Anyone who has raised children can tell you that it’s not an easy task to do so. Parents face more than just tantrums, homework assignments, and teenage attitudes. They are also confronted by a growing deluge of misinformation, ranging from how frequently they should embrace their newborn to the potential consequences of their own marriage on their children in the future. So, let’s look at the myths derailing parents since time immemorial. Read on while we debunk them all!
1. Being Too Close To Your Child Is Bad For Them
Your precious newborn may be spoiled because of all the time you’ve spent hugging and caressing them. Thankfully, this is not the case. Babies don’t have a limit to the amount of time they spend being cradled. After nine months in the womb, they desperately need a good cuddle.
2. You Can Tell When Your Baby Is In Pain By Their Cries
The idea that a list of things might cause your infant to scream is fantastic, but it’s rarely true. Babies bawl randomly over various things, and a great deal of the time, you will not know why they are crying/screaming. There are times when children grieve for no apparent cause.
3. When It Comes To Your Children, You Can Always Rely On Your Own Intuition
Mothers are experts in their field, but that doesn’t imply that their instincts regarding their child’s care are always accurate, especially regarding medical issues. It’s prevalent for parents to falsely believe that their child doesn’t have a contagious illness since they know them so well. While it’s true that a parent knows their child better than a healthcare provider, but only a medical practitioner will know the symptoms of a disease better.
4. They Will Become Dependent On You If You Are Overly Concerned About Them
Many people believe that being overly kind, gentle, or loving with their children can only cause problems down the road, but experts disagree. You can never be too polite to a youngster. To develop emotional regulation and problem-solving skills, kids require parental care, direction, support, and the ability to read their child. A kid’s social and emotional development depends on a strong bond between parent and child.
5. Feeding Will Help Them Sleep Soundly
Giving your children food too early might really backfire. Numerous well-meaning individuals claim that the introduction of certain foods can eventually persuade your child to succumb and go to sleep. He may become more gassy and irritable.
6. Praise For Good Behavior Will Spoil The Child
Rewarding your children for good behavior is essential. Praise helps a young person understand the significance of what they’re doing.
7. When Your Child Is Ready, Sleep Training Will Be A Breeze

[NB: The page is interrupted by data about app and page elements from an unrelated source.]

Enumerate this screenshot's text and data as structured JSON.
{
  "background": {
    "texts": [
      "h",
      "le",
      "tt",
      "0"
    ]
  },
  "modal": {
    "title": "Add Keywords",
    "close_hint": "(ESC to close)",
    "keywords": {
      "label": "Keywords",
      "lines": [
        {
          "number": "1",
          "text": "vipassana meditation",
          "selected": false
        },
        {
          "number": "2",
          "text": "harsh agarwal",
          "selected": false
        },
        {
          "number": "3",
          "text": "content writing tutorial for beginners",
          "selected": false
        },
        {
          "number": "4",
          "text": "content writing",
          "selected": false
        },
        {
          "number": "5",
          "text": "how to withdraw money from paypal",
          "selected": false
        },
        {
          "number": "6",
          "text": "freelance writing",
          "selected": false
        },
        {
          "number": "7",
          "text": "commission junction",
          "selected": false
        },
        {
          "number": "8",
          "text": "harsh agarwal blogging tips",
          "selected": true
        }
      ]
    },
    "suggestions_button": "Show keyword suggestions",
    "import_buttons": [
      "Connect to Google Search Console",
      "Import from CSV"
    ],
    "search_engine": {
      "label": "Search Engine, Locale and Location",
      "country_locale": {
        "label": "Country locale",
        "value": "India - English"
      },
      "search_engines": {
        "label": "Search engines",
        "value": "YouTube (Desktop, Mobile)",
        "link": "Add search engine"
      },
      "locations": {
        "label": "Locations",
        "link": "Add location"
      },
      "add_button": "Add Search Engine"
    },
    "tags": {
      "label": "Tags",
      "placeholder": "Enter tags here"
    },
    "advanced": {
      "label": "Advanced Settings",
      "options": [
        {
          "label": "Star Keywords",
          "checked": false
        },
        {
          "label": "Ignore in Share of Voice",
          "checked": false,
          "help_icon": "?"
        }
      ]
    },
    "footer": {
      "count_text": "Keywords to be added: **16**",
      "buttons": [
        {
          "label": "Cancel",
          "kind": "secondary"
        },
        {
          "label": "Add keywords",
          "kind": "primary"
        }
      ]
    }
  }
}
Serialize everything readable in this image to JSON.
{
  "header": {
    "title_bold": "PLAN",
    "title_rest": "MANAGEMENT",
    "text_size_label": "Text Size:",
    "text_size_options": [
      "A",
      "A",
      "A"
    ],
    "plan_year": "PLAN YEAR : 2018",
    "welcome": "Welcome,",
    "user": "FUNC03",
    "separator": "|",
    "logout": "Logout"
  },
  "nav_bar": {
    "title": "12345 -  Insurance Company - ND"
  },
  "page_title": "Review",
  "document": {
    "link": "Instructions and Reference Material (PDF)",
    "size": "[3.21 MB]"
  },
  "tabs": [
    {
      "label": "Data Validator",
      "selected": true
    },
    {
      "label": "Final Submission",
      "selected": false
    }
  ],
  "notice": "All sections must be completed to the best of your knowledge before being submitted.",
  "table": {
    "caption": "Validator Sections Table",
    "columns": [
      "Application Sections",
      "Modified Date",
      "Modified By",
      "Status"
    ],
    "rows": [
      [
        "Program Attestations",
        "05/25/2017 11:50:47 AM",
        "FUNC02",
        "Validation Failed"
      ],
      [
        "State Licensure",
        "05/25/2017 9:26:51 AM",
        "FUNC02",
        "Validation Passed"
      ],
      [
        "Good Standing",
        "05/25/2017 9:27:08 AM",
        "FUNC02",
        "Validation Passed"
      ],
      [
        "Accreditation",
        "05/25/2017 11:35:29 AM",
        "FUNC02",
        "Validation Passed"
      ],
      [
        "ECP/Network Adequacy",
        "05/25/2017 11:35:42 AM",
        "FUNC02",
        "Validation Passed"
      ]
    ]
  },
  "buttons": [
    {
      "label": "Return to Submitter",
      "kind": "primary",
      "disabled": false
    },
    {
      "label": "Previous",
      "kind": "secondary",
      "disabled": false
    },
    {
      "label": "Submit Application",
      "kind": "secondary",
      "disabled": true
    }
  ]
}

Sleep deprivation is almost certain if you’re waiting for your youngster to show signs that they are ready for bedtime training. Confident children become extremely difficult to sleep train as they get older. It’s easier to sleep train a baby if you start early, like when they can stand on their own. So, when is the best time to begin sleep-training your child? The six- to seven-month milestone suits most people.
8. Your Children’s Worries Are Baseless
A child’s anxiety is natural! If it is ignored, neglected, or not responded to, it becomes worse. Despite the presence of a loving and supportive family, an anxious kid may still be able to sense the dread they feel. Disrespecting their sentiments and experiences is a big no-no.
9. Babies Who Are Breastfed Are More Intelligent Than Those That Are Fed Formula
The chances of your child being more intelligent because you breastfeed them are little to none. There is no evidence that breastfed children have higher IQs than that fed formula. There is no greater priority than making sure you and your child are nourished.
10. You Must Constantly Prioritize The Needs Of Your Children
It’s essential to strike a healthy balance between your responsibilities as a parent and your desire to keep your relationship strong, but that doesn’t mean your children should always come first. If your marriage is on the back burner while you’re parenting, it’s not going to last. For a child to understand how much their parents value their own connection with one another and how much they value themselves, they must witness this. You need to demonstrate that the family’s emotional support extends to all members.